#### Records for the exercise

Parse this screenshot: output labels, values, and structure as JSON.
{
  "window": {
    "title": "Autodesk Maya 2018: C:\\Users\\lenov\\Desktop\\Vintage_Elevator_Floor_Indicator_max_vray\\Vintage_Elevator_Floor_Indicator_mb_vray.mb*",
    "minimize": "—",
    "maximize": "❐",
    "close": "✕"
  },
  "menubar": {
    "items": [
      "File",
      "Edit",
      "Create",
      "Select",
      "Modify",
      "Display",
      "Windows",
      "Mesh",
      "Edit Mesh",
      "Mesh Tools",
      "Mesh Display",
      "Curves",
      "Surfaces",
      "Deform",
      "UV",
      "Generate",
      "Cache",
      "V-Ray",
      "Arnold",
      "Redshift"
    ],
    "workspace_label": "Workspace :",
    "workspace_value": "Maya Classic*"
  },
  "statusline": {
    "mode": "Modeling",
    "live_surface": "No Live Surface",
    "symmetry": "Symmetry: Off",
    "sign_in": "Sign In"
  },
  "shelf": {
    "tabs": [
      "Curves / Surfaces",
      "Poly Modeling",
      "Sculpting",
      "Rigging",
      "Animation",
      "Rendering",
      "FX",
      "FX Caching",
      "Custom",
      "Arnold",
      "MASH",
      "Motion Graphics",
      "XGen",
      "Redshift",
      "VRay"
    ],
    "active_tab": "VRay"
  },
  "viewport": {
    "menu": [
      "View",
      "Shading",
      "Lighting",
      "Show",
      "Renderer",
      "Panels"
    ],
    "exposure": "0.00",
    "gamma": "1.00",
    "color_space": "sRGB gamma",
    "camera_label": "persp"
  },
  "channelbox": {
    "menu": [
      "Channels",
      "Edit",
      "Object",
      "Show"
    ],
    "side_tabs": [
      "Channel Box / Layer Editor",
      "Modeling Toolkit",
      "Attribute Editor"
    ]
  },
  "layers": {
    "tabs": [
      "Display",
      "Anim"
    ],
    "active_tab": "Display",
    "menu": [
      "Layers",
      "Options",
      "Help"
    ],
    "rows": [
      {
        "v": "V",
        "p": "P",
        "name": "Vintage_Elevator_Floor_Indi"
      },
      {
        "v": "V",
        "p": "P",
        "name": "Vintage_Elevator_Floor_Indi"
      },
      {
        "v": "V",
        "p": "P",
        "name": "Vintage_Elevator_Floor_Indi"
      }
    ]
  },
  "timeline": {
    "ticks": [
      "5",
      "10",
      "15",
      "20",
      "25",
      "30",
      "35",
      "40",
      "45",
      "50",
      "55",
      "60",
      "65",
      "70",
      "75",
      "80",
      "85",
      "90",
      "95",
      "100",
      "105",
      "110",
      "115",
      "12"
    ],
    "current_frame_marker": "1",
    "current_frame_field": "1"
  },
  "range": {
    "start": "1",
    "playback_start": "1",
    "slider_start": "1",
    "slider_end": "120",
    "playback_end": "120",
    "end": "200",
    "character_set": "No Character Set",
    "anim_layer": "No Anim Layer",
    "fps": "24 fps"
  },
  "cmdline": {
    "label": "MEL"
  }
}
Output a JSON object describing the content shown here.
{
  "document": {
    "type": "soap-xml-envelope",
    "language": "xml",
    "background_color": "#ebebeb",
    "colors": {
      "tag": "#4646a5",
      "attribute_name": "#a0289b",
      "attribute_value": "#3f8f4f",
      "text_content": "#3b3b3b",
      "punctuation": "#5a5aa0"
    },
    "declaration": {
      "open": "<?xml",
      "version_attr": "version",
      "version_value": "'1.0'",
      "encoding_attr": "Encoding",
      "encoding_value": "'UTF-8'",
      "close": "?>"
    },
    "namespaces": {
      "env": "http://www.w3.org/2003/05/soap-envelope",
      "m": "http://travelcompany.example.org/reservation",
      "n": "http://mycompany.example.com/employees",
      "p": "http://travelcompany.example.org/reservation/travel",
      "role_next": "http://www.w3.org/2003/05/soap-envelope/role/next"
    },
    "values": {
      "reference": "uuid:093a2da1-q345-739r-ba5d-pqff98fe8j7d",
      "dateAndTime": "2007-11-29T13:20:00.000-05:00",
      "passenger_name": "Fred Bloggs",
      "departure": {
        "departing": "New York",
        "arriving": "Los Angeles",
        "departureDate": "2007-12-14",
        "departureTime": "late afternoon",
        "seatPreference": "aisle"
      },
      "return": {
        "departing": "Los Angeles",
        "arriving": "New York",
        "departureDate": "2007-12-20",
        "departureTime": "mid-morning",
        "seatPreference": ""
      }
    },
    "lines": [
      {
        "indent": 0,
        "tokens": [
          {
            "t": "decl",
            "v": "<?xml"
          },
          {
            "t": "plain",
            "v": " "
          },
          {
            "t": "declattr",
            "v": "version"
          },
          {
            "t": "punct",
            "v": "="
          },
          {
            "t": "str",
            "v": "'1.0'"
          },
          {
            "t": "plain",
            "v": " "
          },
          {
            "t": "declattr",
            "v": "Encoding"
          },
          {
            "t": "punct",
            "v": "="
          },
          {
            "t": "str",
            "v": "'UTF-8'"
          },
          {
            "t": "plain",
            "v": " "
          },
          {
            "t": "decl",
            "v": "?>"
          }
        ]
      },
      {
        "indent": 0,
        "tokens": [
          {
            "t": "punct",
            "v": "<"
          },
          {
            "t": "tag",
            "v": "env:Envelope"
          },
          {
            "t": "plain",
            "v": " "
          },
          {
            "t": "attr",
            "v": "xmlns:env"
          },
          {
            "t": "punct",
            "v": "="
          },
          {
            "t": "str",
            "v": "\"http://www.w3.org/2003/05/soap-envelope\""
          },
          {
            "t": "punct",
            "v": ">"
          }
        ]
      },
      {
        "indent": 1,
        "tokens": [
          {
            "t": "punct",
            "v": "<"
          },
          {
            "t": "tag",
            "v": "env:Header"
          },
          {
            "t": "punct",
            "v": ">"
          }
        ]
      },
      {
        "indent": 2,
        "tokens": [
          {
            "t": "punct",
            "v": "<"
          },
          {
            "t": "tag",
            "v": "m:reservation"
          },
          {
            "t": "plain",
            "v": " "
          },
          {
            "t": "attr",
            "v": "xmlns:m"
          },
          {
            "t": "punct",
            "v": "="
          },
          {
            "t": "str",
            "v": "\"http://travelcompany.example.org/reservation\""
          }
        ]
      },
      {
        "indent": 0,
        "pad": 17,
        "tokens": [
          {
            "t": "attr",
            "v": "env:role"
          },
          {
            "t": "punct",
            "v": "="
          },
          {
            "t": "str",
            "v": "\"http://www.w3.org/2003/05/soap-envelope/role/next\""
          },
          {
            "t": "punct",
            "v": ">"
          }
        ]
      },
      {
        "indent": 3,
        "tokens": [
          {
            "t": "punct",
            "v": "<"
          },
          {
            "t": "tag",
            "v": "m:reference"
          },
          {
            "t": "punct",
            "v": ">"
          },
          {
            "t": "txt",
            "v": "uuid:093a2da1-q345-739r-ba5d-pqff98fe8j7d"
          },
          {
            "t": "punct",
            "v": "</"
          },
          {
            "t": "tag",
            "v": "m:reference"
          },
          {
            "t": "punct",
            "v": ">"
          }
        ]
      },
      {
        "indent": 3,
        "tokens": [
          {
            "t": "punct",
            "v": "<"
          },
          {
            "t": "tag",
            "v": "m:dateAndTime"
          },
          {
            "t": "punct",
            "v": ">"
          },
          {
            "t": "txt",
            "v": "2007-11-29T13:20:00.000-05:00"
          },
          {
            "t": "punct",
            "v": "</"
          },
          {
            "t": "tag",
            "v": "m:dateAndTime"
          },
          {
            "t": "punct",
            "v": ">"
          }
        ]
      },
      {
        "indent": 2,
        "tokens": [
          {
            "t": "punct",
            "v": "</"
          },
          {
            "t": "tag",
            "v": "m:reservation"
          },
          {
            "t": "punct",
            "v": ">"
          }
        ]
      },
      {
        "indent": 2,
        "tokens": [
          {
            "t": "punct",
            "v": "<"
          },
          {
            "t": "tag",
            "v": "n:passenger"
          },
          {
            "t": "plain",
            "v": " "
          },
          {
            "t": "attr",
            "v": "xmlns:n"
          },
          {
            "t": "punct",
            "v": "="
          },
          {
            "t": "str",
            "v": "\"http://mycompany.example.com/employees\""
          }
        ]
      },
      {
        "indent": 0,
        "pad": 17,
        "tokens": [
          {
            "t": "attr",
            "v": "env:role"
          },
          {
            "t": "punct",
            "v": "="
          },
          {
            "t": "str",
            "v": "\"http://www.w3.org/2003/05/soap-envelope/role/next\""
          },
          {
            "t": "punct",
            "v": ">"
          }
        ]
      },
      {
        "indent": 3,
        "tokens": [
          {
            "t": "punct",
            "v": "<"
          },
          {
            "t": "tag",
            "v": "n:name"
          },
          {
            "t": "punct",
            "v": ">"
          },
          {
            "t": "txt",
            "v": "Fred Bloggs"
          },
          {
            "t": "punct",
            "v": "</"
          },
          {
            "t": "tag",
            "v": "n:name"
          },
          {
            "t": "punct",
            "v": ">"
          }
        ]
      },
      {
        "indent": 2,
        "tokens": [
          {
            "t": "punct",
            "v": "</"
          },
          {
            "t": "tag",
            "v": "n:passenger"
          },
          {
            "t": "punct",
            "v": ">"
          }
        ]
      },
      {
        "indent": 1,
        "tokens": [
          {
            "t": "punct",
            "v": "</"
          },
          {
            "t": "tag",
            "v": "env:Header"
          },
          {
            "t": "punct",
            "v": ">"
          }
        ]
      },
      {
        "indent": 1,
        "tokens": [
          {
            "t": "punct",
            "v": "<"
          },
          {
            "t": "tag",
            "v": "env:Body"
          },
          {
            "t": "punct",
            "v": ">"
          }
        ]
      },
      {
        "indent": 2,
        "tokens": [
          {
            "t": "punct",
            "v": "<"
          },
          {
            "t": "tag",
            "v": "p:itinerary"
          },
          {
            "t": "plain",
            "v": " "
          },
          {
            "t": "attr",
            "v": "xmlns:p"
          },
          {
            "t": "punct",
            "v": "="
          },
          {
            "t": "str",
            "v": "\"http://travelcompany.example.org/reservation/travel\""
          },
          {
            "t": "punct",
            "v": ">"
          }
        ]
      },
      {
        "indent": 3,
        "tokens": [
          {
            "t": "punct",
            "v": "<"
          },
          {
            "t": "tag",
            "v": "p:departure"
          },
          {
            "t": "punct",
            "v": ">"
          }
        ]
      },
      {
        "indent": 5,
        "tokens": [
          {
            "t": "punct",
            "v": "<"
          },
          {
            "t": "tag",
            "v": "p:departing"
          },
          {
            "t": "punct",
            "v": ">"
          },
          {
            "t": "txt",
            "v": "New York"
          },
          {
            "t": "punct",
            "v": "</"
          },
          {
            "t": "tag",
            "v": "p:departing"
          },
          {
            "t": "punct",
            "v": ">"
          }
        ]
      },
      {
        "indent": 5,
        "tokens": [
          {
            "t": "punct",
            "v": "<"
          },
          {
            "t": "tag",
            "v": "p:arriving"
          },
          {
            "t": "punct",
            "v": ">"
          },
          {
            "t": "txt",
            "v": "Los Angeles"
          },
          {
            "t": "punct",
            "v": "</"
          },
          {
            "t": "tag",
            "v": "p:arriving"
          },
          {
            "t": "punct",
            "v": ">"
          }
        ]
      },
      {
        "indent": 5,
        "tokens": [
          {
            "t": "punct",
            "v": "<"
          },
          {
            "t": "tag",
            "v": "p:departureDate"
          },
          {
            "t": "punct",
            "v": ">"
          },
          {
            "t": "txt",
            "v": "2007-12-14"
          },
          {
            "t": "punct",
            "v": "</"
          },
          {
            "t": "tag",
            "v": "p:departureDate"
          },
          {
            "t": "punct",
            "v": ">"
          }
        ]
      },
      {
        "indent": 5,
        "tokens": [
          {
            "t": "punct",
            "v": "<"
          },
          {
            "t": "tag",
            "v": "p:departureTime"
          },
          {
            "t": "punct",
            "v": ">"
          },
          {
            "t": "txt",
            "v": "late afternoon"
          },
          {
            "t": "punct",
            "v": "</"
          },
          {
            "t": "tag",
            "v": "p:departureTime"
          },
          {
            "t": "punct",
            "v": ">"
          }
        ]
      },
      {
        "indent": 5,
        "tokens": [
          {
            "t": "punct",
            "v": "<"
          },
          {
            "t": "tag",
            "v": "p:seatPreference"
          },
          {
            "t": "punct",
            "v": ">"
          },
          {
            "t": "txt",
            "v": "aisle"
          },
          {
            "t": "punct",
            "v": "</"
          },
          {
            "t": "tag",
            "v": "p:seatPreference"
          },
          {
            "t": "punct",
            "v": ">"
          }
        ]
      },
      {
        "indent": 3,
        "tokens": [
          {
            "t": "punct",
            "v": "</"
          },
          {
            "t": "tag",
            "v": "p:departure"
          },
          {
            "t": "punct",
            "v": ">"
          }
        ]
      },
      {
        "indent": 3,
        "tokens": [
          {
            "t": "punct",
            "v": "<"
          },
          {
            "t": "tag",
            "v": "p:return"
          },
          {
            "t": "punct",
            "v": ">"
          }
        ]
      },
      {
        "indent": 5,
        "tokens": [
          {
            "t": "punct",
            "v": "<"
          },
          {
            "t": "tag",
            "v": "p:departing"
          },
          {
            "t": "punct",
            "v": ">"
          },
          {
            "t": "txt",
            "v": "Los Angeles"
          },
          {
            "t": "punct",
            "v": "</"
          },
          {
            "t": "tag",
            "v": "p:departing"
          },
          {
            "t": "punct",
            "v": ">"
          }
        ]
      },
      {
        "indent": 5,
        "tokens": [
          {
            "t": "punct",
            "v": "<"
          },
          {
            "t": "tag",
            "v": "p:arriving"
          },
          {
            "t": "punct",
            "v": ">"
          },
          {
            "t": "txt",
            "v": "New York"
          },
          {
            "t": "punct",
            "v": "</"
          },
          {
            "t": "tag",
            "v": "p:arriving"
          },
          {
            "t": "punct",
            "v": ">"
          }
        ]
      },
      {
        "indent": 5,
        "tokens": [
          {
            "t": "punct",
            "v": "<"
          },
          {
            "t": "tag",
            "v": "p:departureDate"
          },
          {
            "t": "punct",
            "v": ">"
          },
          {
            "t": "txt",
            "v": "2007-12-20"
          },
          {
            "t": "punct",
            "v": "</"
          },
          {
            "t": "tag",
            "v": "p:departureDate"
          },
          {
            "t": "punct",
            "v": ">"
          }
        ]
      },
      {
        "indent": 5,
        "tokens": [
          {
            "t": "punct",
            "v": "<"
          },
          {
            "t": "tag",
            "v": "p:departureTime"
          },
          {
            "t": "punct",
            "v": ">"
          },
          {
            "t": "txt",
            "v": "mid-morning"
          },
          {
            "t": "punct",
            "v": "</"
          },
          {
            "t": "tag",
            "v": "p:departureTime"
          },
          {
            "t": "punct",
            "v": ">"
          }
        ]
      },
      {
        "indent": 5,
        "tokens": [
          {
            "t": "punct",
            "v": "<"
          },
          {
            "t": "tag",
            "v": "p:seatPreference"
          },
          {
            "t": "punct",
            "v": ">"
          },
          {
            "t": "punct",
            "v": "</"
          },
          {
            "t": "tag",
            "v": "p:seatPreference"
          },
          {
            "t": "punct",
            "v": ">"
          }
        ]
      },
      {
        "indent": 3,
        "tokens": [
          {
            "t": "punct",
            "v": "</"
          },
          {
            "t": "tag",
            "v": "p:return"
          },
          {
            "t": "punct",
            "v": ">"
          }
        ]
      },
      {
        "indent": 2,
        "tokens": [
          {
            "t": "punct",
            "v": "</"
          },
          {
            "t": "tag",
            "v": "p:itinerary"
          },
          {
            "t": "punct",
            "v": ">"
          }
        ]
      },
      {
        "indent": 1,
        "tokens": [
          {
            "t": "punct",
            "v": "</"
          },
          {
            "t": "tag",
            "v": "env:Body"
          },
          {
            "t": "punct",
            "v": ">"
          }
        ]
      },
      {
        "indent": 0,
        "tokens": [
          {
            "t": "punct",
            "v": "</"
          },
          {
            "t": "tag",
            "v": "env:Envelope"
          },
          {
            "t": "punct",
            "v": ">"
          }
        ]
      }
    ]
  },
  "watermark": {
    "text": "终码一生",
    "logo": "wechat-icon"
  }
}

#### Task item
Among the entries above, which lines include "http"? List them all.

#### Answer space
      "env": "http://www.w3.org/2003/05/soap-envelope",
      "m": "http://travelcompany.example.org/reservation",
      "n": "http://mycompany.example.com/employees",
      "p": "http://travelcompany.example.org/reservation/travel",
      "role_next": "http://www.w3.org/2003/05/soap-envelope/role/next"
            "v": "\"http://www.w3.org/2003/05/soap-envelope\""
            "v": "\"http://travelcompany.example.org/reservation\""
            "v": "\"http://www.w3.org/2003/05/soap-envelope/role/next\""
            "v": "\"http://mycompany.example.com/employees\""
            "v": "\"http://www.w3.org/2003/05/soap-envelope/role/next\""
            "v": "\"http://travelcompany.example.org/reservation/travel\""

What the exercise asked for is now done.